Problem to work on:
Look through the entries below and show every line containing the word "title".

─── Material provided ───

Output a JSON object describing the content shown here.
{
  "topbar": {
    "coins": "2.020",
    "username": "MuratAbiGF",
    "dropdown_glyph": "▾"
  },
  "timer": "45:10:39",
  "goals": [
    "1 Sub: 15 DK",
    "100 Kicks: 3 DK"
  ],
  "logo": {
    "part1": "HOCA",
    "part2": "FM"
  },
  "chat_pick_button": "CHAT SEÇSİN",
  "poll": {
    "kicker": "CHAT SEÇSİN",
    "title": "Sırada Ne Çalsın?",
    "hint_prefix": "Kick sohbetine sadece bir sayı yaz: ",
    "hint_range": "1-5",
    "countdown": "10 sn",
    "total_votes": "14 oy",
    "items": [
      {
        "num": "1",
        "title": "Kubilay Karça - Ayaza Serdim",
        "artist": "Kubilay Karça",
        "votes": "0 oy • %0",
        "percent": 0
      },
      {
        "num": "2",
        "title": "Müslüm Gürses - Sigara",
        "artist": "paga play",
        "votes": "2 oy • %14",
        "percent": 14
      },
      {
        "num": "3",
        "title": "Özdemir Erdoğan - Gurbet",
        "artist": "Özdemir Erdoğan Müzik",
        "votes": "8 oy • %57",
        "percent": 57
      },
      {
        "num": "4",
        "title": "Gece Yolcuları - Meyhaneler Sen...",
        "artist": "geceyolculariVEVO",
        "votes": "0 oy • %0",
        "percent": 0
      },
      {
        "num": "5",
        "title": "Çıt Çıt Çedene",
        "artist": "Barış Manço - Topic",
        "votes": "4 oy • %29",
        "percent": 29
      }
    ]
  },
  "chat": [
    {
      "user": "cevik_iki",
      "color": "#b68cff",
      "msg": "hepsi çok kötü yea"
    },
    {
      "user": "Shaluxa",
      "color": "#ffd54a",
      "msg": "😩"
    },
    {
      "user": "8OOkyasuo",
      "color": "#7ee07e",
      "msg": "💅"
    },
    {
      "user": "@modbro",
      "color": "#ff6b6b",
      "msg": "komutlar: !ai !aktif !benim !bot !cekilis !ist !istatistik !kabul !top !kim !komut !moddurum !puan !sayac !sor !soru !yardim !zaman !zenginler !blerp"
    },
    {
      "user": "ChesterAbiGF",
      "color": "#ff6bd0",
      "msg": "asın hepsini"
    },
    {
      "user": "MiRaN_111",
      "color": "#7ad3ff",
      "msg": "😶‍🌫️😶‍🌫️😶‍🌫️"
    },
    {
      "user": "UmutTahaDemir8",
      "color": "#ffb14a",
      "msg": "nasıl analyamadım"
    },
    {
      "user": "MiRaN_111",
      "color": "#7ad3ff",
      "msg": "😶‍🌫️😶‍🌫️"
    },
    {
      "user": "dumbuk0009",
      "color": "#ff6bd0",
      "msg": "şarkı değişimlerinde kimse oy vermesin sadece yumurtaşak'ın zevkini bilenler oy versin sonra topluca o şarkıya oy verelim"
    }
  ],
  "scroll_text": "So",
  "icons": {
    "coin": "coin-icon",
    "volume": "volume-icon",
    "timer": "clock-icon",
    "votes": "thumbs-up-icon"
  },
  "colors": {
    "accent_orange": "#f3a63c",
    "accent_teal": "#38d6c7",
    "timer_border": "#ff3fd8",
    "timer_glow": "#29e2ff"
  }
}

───

Expected answer:
    "title": "Sırada Ne Çalsın?",
        "title": "Kubilay Karça - Ayaza Serdim",
        "title": "Müslüm Gürses - Sigara",
        "title": "Özdemir Erdoğan - Gurbet",
        "title": "Gece Yolcuları - Meyhaneler Sen...",
        "title": "Çıt Çıt Çedene",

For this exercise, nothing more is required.